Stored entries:

*****

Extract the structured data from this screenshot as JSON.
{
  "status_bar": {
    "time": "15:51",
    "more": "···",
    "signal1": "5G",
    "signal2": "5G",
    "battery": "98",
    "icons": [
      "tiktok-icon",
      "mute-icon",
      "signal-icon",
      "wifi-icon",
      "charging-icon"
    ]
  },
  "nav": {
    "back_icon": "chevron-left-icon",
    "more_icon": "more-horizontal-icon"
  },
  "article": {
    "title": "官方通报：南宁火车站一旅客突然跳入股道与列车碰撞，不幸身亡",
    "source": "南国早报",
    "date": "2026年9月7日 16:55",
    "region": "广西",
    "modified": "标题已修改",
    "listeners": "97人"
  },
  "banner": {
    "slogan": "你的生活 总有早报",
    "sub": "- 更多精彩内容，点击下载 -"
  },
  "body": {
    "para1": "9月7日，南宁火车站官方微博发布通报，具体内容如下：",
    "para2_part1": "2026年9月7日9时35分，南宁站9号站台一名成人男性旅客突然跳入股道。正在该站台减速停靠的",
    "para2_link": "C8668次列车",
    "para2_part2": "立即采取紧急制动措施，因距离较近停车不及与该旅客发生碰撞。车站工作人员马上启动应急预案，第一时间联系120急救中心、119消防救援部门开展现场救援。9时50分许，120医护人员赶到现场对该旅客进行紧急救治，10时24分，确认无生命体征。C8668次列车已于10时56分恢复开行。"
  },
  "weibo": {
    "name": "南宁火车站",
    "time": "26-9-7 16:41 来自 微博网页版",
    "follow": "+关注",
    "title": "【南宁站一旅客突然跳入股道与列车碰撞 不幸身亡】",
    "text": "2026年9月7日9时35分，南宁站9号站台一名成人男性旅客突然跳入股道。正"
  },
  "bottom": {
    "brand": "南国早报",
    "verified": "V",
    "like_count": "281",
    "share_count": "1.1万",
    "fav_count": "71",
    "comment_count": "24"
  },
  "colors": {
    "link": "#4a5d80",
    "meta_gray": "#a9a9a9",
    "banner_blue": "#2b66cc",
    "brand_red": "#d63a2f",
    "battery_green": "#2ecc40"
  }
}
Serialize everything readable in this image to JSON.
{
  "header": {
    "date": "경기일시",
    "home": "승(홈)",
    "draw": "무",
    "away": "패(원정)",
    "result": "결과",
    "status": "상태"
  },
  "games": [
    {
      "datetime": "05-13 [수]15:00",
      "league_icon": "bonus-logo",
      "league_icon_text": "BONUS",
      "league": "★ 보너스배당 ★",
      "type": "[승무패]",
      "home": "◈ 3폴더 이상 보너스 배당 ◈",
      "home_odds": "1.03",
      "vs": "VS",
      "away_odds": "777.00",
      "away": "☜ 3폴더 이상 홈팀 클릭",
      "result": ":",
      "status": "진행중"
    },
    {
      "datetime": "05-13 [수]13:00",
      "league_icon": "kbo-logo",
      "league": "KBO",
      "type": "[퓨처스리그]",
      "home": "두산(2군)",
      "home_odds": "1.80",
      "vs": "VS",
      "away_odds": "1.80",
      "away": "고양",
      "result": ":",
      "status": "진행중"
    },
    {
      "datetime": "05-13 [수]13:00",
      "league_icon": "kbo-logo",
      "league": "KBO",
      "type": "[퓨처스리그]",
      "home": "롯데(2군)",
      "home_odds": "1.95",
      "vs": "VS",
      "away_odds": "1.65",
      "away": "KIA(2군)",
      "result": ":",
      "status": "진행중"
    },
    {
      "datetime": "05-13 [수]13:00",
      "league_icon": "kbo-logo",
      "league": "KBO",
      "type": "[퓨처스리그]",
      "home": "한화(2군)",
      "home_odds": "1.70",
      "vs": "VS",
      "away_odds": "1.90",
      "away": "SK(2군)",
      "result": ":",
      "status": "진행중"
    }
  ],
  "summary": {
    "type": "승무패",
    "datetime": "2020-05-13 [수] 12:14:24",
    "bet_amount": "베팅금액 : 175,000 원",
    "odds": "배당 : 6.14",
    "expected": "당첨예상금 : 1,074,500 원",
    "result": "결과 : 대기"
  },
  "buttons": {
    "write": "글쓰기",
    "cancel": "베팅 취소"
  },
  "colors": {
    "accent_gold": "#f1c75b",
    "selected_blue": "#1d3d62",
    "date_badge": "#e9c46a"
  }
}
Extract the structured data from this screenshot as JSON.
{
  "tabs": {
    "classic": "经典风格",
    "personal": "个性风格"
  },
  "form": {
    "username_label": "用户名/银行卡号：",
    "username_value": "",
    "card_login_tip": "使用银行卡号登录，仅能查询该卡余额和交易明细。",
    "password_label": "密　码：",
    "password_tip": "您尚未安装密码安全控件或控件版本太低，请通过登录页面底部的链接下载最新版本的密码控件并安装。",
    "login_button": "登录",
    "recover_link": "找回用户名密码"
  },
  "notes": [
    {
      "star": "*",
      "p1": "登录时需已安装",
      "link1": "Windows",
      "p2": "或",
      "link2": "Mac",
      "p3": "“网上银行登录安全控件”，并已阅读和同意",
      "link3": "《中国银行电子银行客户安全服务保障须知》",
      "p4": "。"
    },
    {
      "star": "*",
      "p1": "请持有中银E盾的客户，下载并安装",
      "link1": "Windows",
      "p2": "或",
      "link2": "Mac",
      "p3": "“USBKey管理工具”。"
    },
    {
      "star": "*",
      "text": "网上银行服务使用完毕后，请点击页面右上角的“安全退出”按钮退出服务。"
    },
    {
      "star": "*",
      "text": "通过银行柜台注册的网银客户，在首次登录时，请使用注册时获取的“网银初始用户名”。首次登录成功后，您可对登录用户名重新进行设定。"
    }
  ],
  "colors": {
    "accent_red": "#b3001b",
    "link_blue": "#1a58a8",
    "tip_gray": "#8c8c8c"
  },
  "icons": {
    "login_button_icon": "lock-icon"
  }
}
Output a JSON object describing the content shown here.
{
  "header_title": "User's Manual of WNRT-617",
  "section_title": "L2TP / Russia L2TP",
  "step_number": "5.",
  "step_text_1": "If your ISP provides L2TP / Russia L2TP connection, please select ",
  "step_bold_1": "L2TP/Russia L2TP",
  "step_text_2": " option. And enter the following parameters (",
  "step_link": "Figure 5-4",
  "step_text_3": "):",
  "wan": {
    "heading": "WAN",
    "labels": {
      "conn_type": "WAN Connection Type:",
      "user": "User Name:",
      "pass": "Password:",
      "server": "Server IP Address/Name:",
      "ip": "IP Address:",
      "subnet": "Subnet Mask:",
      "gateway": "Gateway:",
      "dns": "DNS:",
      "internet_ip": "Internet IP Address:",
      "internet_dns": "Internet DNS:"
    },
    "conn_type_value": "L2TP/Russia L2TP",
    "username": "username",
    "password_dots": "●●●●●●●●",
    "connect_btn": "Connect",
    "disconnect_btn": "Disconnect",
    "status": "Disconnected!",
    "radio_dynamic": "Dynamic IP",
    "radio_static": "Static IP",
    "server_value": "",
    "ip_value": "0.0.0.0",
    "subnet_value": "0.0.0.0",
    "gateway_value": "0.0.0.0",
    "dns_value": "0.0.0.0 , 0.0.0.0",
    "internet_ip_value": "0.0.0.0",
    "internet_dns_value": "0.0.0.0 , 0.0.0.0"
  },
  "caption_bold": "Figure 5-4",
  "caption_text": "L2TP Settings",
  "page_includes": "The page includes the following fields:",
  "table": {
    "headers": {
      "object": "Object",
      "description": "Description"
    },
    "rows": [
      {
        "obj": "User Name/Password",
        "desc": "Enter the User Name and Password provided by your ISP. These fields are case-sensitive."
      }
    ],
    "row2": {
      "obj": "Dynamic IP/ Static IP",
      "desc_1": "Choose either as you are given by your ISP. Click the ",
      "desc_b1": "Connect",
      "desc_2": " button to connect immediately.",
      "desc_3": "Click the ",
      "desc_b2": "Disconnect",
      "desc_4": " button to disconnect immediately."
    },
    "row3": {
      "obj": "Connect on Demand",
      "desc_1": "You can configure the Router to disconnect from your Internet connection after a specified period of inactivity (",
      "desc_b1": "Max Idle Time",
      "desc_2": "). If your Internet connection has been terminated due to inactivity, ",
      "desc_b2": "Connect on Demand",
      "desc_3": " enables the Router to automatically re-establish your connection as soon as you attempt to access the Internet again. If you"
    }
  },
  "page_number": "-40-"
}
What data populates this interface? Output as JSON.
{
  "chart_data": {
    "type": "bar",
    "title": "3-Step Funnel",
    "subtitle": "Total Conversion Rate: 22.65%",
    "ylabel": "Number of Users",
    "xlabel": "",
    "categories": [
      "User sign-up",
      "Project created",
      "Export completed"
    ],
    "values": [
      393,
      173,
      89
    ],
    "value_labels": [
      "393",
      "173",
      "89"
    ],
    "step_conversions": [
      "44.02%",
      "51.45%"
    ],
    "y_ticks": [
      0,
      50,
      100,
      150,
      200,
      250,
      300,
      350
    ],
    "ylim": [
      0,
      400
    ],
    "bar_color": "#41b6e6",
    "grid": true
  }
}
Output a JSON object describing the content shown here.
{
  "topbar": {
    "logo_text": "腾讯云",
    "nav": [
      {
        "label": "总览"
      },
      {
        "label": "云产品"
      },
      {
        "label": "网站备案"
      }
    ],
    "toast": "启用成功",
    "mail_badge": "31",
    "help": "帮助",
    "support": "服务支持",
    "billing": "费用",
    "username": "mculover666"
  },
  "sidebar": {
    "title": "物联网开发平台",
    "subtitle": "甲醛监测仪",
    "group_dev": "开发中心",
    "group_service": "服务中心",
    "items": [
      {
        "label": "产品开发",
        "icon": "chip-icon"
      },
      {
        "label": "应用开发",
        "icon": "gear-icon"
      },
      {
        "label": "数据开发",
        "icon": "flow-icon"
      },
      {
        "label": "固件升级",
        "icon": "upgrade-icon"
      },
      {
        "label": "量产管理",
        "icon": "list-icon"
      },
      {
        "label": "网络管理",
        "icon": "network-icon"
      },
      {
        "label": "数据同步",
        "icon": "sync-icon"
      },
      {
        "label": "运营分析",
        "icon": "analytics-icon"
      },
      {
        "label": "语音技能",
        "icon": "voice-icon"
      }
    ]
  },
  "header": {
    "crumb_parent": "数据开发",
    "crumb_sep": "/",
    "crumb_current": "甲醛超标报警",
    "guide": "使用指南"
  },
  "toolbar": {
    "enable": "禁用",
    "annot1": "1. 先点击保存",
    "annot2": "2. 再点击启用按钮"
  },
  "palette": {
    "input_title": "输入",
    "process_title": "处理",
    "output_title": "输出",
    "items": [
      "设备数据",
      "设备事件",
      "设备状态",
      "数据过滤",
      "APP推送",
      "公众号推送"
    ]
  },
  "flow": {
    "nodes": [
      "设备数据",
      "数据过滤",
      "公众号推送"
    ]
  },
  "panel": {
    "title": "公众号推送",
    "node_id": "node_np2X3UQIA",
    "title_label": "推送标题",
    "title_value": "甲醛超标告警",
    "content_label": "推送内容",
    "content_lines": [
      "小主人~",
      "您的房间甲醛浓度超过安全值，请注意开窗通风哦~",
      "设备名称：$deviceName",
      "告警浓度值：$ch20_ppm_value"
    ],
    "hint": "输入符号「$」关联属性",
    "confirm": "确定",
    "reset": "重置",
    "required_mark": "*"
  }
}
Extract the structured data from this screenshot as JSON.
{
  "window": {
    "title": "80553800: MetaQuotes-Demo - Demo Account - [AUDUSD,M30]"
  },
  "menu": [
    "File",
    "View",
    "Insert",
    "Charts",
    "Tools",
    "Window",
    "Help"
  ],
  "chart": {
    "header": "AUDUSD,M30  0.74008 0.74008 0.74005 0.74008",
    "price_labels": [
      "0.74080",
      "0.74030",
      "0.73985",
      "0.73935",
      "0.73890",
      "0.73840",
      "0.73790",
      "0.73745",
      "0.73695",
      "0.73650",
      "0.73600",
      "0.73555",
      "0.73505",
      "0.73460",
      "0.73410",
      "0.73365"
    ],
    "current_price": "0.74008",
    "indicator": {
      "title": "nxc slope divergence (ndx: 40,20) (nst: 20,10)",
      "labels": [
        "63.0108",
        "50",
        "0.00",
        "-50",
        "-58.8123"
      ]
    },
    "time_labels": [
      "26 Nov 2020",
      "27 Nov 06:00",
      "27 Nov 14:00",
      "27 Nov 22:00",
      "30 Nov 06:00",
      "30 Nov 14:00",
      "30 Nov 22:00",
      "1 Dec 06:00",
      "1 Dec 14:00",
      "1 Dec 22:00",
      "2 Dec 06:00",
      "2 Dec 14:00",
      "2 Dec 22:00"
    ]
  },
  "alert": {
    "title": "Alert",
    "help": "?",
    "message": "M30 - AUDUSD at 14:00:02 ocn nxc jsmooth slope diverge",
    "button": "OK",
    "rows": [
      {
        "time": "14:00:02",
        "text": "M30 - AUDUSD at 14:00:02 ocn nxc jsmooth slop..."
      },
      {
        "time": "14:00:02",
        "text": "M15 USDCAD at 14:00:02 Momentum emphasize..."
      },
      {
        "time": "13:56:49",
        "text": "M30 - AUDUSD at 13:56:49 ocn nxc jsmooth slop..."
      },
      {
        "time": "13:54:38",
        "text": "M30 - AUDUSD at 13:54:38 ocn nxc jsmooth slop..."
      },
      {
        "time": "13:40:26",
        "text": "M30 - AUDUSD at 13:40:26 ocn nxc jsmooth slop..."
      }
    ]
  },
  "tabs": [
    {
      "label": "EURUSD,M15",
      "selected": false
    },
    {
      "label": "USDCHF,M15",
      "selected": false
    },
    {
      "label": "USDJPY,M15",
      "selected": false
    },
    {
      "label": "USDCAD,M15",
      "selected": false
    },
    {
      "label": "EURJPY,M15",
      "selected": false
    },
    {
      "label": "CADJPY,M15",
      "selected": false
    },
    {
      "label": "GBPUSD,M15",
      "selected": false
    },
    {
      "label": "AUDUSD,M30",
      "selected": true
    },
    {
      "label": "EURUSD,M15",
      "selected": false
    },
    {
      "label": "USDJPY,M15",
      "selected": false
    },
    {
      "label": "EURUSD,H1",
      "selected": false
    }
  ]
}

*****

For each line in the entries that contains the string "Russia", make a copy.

  "section_title": "L2TP / Russia L2TP",
  "step_text_1": "If your ISP provides L2TP / Russia L2TP connection, please select ",
  "step_bold_1": "L2TP/Russia L2TP",
    "conn_type_value": "L2TP/Russia L2TP",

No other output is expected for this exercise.